The company I work for puts a lot of effort in campus recruiting. Recently while at a local university conducting interviews, we sat down for lunch to sync up on the candidates we had interviewed so far. A couple coworkers mentioned how they both had candidates that were really good, but that it was obvious that they were very well coached. As the interviews progressed, it was clear they were providing the answers they thought we wanted to hear. This is a challenge in getting to the real person, as this is how we determine if they are a good cultural fit or not. One of our partners, who was also part of the interviewing team, said something that took me by surprise. He said “you should tell them, ‘look I want to get to know the real you'” and proceeded to describe how to ask the person to answer not based on what they thought we wanted to hear, but based on what they truly believed and thus revealing the real person in the process. What we experienced is indicative of how our culture has created an entire system where image management is a skill we teach young adults in order to make it into the schools in which they want to study or the company for which they want to work. We should not be surprised when people have a hard time being authentic.

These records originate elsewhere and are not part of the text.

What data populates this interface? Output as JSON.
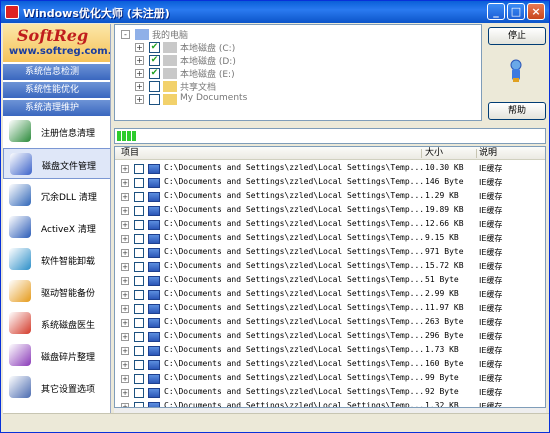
{
  "window": {
    "title": "Windows优化大师 (未注册)",
    "controls": [
      "_",
      "□",
      "×"
    ]
  },
  "logo": {
    "brand": "SoftReg",
    "url": "www.softreg.com.cn"
  },
  "nav_sections": [
    "系统信息检测",
    "系统性能优化",
    "系统清理维护"
  ],
  "menu": [
    {
      "label": "注册信息清理",
      "icon": "registry-icon",
      "color": "#2a8a3a"
    },
    {
      "label": "磁盘文件管理",
      "icon": "disk-icon",
      "color": "#3b62c9",
      "active": true
    },
    {
      "label": "冗余DLL 清理",
      "icon": "dll-icon",
      "color": "#3066b8"
    },
    {
      "label": "ActiveX 清理",
      "icon": "activex-icon",
      "color": "#2a5bb7"
    },
    {
      "label": "软件智能卸载",
      "icon": "uninstall-icon",
      "color": "#2c8fc8"
    },
    {
      "label": "驱动智能备份",
      "icon": "driver-backup-icon",
      "color": "#e59a1a"
    },
    {
      "label": "系统磁盘医生",
      "icon": "disk-doctor-icon",
      "color": "#d33a2a"
    },
    {
      "label": "磁盘碎片整理",
      "icon": "defrag-icon",
      "color": "#8a3ab8"
    },
    {
      "label": "其它设置选项",
      "icon": "settings-icon",
      "color": "#4a6ab0"
    }
  ],
  "tree": [
    {
      "label": "我的电脑",
      "level": 0,
      "expander": "-",
      "checkbox": false,
      "icon": "computer-icon"
    },
    {
      "label": "本地磁盘 (C:)",
      "level": 1,
      "expander": "+",
      "checkbox": true,
      "checked": true,
      "icon": "drive-icon"
    },
    {
      "label": "本地磁盘 (D:)",
      "level": 1,
      "expander": "+",
      "checkbox": true,
      "checked": true,
      "icon": "drive-icon"
    },
    {
      "label": "本地磁盘 (E:)",
      "level": 1,
      "expander": "+",
      "checkbox": true,
      "checked": true,
      "icon": "drive-icon"
    },
    {
      "label": "共享文档",
      "level": 1,
      "expander": "+",
      "checkbox": true,
      "checked": false,
      "icon": "folder-icon"
    },
    {
      "label": "My Documents",
      "level": 1,
      "expander": "+",
      "checkbox": true,
      "checked": false,
      "icon": "folder-icon"
    }
  ],
  "buttons": {
    "stop": "停止",
    "help": "帮助"
  },
  "progress": {
    "segments": 4
  },
  "list": {
    "columns": [
      "项目",
      "大小",
      "说明"
    ],
    "rows": [
      {
        "path": "C:\\Documents and Settings\\zzled\\Local Settings\\Temp...",
        "size": "10.30 KB",
        "desc": "IE缓存"
      },
      {
        "path": "C:\\Documents and Settings\\zzled\\Local Settings\\Temp...",
        "size": "146 Byte",
        "desc": "IE缓存"
      },
      {
        "path": "C:\\Documents and Settings\\zzled\\Local Settings\\Temp...",
        "size": "1.29 KB",
        "desc": "IE缓存"
      },
      {
        "path": "C:\\Documents and Settings\\zzled\\Local Settings\\Temp...",
        "size": "19.89 KB",
        "desc": "IE缓存"
      },
      {
        "path": "C:\\Documents and Settings\\zzled\\Local Settings\\Temp...",
        "size": "12.66 KB",
        "desc": "IE缓存"
      },
      {
        "path": "C:\\Documents and Settings\\zzled\\Local Settings\\Temp...",
        "size": "9.15 KB",
        "desc": "IE缓存"
      },
      {
        "path": "C:\\Documents and Settings\\zzled\\Local Settings\\Temp...",
        "size": "971 Byte",
        "desc": "IE缓存"
      },
      {
        "path": "C:\\Documents and Settings\\zzled\\Local Settings\\Temp...",
        "size": "15.72 KB",
        "desc": "IE缓存"
      },
      {
        "path": "C:\\Documents and Settings\\zzled\\Local Settings\\Temp...",
        "size": "51 Byte",
        "desc": "IE缓存"
      },
      {
        "path": "C:\\Documents and Settings\\zzled\\Local Settings\\Temp...",
        "size": "2.99 KB",
        "desc": "IE缓存"
      },
      {
        "path": "C:\\Documents and Settings\\zzled\\Local Settings\\Temp...",
        "size": "11.97 KB",
        "desc": "IE缓存"
      },
      {
        "path": "C:\\Documents and Settings\\zzled\\Local Settings\\Temp...",
        "size": "263 Byte",
        "desc": "IE缓存"
      },
      {
        "path": "C:\\Documents and Settings\\zzled\\Local Settings\\Temp...",
        "size": "296 Byte",
        "desc": "IE缓存"
      },
      {
        "path": "C:\\Documents and Settings\\zzled\\Local Settings\\Temp...",
        "size": "1.73 KB",
        "desc": "IE缓存"
      },
      {
        "path": "C:\\Documents and Settings\\zzled\\Local Settings\\Temp...",
        "size": "160 Byte",
        "desc": "IE缓存"
      },
      {
        "path": "C:\\Documents and Settings\\zzled\\Local Settings\\Temp...",
        "size": "99 Byte",
        "desc": "IE缓存"
      },
      {
        "path": "C:\\Documents and Settings\\zzled\\Local Settings\\Temp...",
        "size": "92 Byte",
        "desc": "IE缓存"
      },
      {
        "path": "C:\\Documents and Settings\\zzled\\Local Settings\\Temp...",
        "size": "1.32 KB",
        "desc": "IE缓存"
      }
    ]
  }
}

Early in our marriage my wife and I were going through a rough spot and decided to go counseling. During one of the sessions, our counselor was describing the importance of being real as the only way to achieve emotional intimacy. He said that intimacy equals “into me you see“. This stuck with me through the years because at the core of our troubles was me being unwilling or unable to allow my wife to see “into me,” and that was creating conflict in our marriage. This was a turning point for me not only in how I related to my wife, but it also redefined all other relationships as well. It changed the way I have related to my wife, my children, friends and even those within the workplace. Now I’m free to be myself, revealing the good the bad and the ugly. More than once I have given people the warning saying “hey, I’m as messed up as they come. It is a matter of time before I disappoint you”. My intent is two-fold, to show that I will own my junk, but also hopefully encourage others to do the same. This is the only way to build intimacy, to let others see into you. Being real does not mean bearing our hearts to strangers. It does mean, however, that with discernment, we show our true self to others.
Intimacy = Into Me You See
My wife had a milestone birthday last month. When a few friends could not make it due to a number of reasons, either being out of state, scheduling conflicts, etc, I decided to have them record a quick video expressing what she means to them. Without exception the recurring theme was how real and authentic she is, how encouraging this is to them, and how she had challenged them to be the same. Needless to say, I’ve married up. My wife makes me a better man every day as she is a living example of authenticity.
John Legend has many awesome songs, but there is one that I love the most called All of me. The chorus says:
‘Cause all of me
Loves all of you
Love your curves and all your edges
All your perfect imperfections
Give your all to me
I’ll give my all to you
You’re my end and my beginning
Even when I lose I’m winning
‘Cause I give you all, all of me
And you give me all, all of you
I try to live my life without filters, portraying the real me. All my perfect imperfections for everyone to see. I believe we can turn our culture away from the selfie picture-perfect focus, but that begins with me, and begins with you. It begins with letting others see into us so that our physical appearance becomes secondary and we no longer feel we need to do image management to gain acceptance from others. When the real us shines through so much that whatever external imperfections we have, are covered by our light coming from within.